DATA LISTING Start Marker

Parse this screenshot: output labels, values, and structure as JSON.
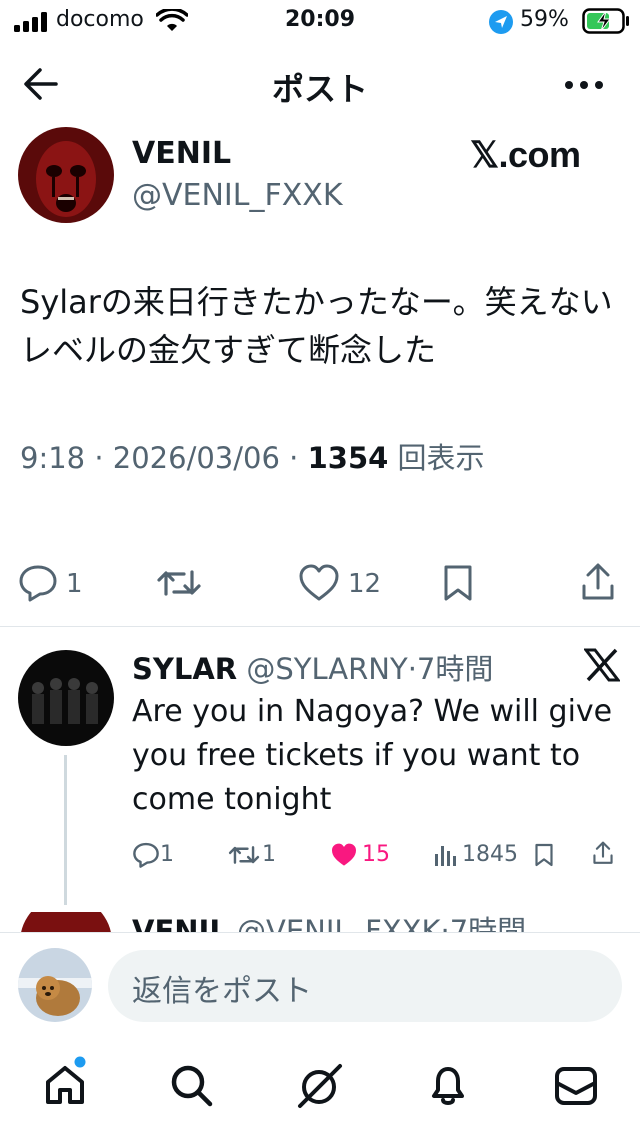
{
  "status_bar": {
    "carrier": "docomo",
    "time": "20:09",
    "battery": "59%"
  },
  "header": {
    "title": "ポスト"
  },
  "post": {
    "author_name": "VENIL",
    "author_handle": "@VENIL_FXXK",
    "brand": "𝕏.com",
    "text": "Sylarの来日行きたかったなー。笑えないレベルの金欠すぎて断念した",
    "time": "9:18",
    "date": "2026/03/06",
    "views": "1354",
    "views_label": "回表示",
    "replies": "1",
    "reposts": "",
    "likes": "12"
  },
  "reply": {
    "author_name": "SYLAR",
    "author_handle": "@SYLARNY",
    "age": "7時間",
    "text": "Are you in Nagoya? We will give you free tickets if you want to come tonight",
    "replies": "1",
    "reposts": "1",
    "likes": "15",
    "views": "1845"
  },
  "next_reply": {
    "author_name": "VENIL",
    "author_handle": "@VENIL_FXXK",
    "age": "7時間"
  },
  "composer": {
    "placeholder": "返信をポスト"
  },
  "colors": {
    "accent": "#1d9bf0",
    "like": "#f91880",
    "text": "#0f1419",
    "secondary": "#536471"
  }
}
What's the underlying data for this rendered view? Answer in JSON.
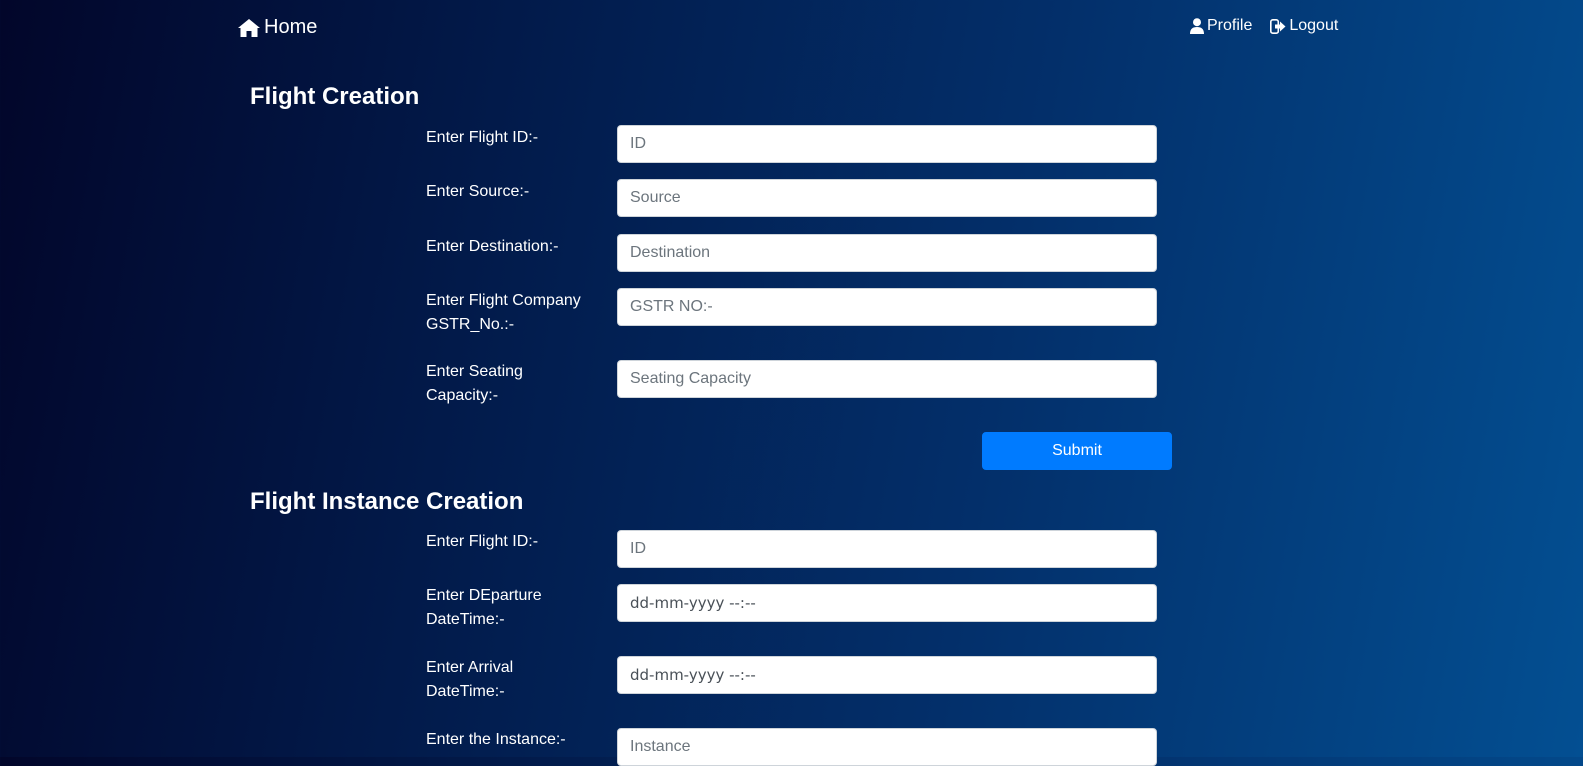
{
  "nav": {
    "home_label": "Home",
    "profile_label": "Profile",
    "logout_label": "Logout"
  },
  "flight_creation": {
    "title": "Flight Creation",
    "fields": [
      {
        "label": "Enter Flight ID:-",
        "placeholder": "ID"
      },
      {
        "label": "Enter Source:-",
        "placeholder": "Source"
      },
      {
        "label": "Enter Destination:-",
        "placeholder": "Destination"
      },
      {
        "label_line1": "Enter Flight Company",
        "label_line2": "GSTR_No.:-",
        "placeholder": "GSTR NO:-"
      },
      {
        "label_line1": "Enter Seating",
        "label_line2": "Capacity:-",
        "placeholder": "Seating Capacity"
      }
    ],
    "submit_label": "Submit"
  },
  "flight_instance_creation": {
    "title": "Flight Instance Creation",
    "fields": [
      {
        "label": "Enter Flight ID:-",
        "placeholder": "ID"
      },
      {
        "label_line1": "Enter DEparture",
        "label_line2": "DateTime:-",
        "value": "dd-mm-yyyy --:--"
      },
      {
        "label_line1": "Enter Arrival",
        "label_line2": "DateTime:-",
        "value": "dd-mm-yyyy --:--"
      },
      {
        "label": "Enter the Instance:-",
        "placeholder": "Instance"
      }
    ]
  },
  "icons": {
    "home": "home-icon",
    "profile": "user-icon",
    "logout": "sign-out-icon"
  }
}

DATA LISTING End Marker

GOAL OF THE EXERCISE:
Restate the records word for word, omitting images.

SOLUTION TO THIS TASK:
Parse this screenshot: output labels, values, and structure as JSON.
{
  "status_bar": {
    "carrier": "docomo",
    "time": "20:09",
    "battery": "59%"
  },
  "header": {
    "title": "ポスト"
  },
  "post": {
    "author_name": "VENIL",
    "author_handle": "@VENIL_FXXK",
    "brand": "𝕏.com",
    "text": "Sylarの来日行きたかったなー。笑えないレベルの金欠すぎて断念した",
    "time": "9:18",
    "date": "2026/03/06",
    "views": "1354",
    "views_label": "回表示",
    "replies": "1",
    "reposts": "",
    "likes": "12"
  },
  "reply": {
    "author_name": "SYLAR",
    "author_handle": "@SYLARNY",
    "age": "7時間",
    "text": "Are you in Nagoya? We will give you free tickets if you want to come tonight",
    "replies": "1",
    "reposts": "1",
    "likes": "15",
    "views": "1845"
  },
  "next_reply": {
    "author_name": "VENIL",
    "author_handle": "@VENIL_FXXK",
    "age": "7時間"
  },
  "composer": {
    "placeholder": "返信をポスト"
  },
  "colors": {
    "accent": "#1d9bf0",
    "like": "#f91880",
    "text": "#0f1419",
    "secondary": "#536471"
  }
}
What's the underlying data for this rendered view? Answer in JSON.
{
  "nav": {
    "home_label": "Home",
    "profile_label": "Profile",
    "logout_label": "Logout"
  },
  "flight_creation": {
    "title": "Flight Creation",
    "fields": [
      {
        "label": "Enter Flight ID:-",
        "placeholder": "ID"
      },
      {
        "label": "Enter Source:-",
        "placeholder": "Source"
      },
      {
        "label": "Enter Destination:-",
        "placeholder": "Destination"
      },
      {
        "label_line1": "Enter Flight Company",
        "label_line2": "GSTR_No.:-",
        "placeholder": "GSTR NO:-"
      },
      {
        "label_line1": "Enter Seating",
        "label_line2": "Capacity:-",
        "placeholder": "Seating Capacity"
      }
    ],
    "submit_label": "Submit"
  },
  "flight_instance_creation": {
    "title": "Flight Instance Creation",
    "fields": [
      {
        "label": "Enter Flight ID:-",
        "placeholder": "ID"
      },
      {
        "label_line1": "Enter DEparture",
        "label_line2": "DateTime:-",
        "value": "dd-mm-yyyy --:--"
      },
      {
        "label_line1": "Enter Arrival",
        "label_line2": "DateTime:-",
        "value": "dd-mm-yyyy --:--"
      },
      {
        "label": "Enter the Instance:-",
        "placeholder": "Instance"
      }
    ]
  },
  "icons": {
    "home": "home-icon",
    "profile": "user-icon",
    "logout": "sign-out-icon"
  }
}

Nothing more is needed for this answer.